- Colonic Inertia is a physical condition in which your colon doesn’t contract properly, retaining stool.
- Obstructed defecation is a condition in which you strain more than you need to during a bowel movement.
If you experience chronic constipation and pain for several days each month, lasting three or more months, your doctor will typically diagnosis your condition as Irritable Bowel Syndrome (IBS).
Most people can relieve their constipation with simple changes in diet and lifestyle. The following options should be the first step in treating your constipation. They are the least expensive methods, carry no risks or side effects, and are completely natural. These changes include:
- Increasing your fiber intake. Eat more high-fiber foods like grains, fruits, vegetables, and beans. Limit your intake of foods low in fiber, such as meat, dairy, and processed foods.
- Exercising. Regular physical activity will promote a healthy intestinal system.
- Allowing time for bowel movement. Give yourself the time for undisturbed trips to the restroom, and don’t ignore the urge to have a bowel movement.
- Drinking more water. Adequate fluid intake will help keep your stools soft.
Another natural option for the treatment of your constipation includes a variety of alternative approaches. These treatments have not been tested extensively by the medical community, but you might find them worth a try. They include:
- Homeopathic remedies. A holistic doctor might recommend using the herb bryonia to soften your stools or sulfur for difficult or painful bowel movements. Other herbs that may help with constipation include euphorbia kansui, castor oil plant, morning glory seeds, and cistanche.
- Healing supplements, which include sodium sulfate, agar, and Irish moss.
- Acupuncture. It’s a traditional Chinese medicine that involves inserting needles into various parts of the body. Some say it helps stimulate the colon and relieve pain caused by constipation.
- Massage. Manipulating and rubbing the abdominal area can help relax the muscles around the intestines and help promote healthy bowel movements.

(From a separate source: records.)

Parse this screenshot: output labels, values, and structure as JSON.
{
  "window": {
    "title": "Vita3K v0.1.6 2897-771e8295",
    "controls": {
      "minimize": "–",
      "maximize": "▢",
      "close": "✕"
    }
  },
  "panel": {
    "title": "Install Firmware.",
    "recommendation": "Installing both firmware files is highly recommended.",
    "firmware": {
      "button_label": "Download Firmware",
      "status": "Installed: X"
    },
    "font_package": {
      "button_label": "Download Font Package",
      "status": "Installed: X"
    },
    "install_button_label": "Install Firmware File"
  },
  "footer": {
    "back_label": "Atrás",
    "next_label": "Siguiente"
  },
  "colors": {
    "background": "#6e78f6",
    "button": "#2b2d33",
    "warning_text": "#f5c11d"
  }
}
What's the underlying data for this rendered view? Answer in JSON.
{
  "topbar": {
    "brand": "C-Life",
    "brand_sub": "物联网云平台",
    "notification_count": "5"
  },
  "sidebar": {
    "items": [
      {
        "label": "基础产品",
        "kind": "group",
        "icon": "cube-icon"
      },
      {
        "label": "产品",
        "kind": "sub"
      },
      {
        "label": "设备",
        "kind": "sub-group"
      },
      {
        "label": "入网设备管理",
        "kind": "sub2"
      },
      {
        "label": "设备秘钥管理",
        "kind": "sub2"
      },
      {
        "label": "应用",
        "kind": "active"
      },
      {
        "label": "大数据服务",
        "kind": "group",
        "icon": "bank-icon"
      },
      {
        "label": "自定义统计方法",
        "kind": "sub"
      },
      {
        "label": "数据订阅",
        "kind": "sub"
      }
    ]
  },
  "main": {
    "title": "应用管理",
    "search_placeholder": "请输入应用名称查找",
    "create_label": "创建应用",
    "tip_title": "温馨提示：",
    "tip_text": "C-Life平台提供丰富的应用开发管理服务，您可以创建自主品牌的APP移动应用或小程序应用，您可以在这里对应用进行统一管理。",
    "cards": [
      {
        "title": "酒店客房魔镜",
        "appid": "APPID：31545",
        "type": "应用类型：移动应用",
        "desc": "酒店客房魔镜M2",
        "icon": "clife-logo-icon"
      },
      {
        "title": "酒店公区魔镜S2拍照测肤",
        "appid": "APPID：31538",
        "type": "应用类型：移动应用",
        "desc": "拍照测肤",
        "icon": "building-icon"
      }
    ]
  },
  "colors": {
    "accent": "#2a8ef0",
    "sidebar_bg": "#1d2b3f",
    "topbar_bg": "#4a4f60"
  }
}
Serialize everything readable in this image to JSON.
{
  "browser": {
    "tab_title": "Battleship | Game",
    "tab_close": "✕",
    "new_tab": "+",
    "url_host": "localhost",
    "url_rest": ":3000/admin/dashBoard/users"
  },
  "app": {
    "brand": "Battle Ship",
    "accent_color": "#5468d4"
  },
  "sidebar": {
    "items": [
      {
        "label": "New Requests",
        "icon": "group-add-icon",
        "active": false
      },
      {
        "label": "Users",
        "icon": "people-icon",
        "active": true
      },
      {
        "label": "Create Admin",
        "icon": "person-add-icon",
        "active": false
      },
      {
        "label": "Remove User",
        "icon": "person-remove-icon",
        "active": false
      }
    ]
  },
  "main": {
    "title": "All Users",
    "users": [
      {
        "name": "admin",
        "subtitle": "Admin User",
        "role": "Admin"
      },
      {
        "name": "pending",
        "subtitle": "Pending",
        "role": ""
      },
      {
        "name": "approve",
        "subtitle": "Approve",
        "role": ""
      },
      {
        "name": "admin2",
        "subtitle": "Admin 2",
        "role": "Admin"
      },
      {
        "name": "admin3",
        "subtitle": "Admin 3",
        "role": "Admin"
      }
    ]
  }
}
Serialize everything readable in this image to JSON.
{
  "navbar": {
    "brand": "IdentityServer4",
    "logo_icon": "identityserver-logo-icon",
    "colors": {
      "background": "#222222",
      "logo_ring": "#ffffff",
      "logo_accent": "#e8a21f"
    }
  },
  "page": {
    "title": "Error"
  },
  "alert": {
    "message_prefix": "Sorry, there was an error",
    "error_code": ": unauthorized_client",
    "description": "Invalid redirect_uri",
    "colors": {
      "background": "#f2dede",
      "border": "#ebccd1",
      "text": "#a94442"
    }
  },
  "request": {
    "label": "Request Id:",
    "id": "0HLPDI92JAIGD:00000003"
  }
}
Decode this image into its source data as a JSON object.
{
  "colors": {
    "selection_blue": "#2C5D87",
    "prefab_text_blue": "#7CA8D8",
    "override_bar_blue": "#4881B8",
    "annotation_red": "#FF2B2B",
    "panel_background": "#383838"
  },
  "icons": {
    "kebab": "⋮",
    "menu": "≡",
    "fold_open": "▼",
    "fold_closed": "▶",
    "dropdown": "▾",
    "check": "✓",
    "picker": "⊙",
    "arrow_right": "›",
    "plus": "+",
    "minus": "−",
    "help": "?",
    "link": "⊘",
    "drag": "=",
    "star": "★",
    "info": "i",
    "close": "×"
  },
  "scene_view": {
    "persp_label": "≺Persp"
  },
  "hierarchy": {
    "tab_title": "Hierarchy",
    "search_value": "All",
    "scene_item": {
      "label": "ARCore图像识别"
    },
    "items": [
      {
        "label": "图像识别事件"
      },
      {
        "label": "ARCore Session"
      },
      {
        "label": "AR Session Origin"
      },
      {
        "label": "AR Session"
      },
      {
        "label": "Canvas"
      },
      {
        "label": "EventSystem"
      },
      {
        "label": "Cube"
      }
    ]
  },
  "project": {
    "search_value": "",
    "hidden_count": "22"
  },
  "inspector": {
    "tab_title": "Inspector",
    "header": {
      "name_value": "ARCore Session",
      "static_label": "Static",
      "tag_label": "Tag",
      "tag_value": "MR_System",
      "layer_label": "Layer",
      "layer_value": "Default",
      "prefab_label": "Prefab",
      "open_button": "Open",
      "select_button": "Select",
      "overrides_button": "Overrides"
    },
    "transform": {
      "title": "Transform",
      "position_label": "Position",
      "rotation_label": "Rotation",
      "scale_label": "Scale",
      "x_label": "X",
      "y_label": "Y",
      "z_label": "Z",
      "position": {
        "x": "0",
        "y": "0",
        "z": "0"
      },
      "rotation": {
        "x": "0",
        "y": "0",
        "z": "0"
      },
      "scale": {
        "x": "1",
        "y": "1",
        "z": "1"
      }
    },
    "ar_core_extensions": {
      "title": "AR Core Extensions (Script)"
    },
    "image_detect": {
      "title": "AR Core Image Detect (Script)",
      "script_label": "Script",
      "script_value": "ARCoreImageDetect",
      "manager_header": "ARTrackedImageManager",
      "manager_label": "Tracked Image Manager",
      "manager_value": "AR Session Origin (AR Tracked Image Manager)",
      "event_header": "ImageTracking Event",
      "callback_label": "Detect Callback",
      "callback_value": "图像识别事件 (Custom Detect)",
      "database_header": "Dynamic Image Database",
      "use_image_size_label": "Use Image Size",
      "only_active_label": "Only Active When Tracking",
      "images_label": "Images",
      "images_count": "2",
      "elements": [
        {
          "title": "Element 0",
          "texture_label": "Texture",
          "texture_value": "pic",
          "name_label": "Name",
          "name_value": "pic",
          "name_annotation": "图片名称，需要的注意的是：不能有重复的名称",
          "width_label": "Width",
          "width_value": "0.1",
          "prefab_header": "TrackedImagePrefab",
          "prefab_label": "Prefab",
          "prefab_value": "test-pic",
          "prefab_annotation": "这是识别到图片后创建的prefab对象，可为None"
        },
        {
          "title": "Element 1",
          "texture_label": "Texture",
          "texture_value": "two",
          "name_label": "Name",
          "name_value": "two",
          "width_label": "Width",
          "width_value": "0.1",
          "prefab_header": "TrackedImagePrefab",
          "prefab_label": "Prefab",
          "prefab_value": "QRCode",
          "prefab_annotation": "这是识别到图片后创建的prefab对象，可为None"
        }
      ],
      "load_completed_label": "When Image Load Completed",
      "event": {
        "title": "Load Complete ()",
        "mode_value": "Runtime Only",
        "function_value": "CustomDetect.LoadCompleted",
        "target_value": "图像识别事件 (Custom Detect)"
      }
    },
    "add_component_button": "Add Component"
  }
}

You could also use over-the-counter laxatives to help treat your constipation. Be careful, though, because they can be habit-forming. There are several different types of laxatives.
- Fiber supplements are your safest option for laxatives. Start with them, and if they don’t work, move on to other types of laxatives. Examples include FiberCon, Metamucil, and Citrucel.
- Saline laxatives should be your next option. They are relatively safe and carry a lower cost than other laxatives. Examples include milk of magnesia and Haley’s M-O.
- Stool softeners do just that—soften your stool. Examples include Colace or Surfak.
- Osmotics help move fluid through your colon. Examples include Cephulac and Miralax.
- Stimulant laxatives cause contractions in your colon and include Dulcolax and Senokot. Use these only if necessary, since they can be very habit-forming and can aggravate your symptoms.
If lifestyle changes and over-the-counter laxatives aren’t relieving your constipation, your doctor might prescribe something more potent.
- Chloride channel activators contain the ingredient lubiprostone, which increases the amount of fluid in your stool. Amitiza is one example.
- Prucalopride is a 5-HT-4 agonist, which increases fluid secretion in your intestine and decreases transit time through the colon.
If medication still does not relieve your constipation, your doctor might use a physical intervention. He may use an enemaa or manual disimpaction, during which he would physically remove impacted stool from your colon using his hands.
If you are still suffering with constipation after medical treatment, your doctor might recommend surgery. He would remove part of your colon, including the parts of your rectum and anal sphincter that are causing the problems.
Medical professionals estimate that everyone will experience constipation at some point during his or her lifetime. It typically isn’t serious and can be treated with minimal cost, time, and effort. If you do experience significant constipation lasting several weeks or longer, be sure to consult with your doctor.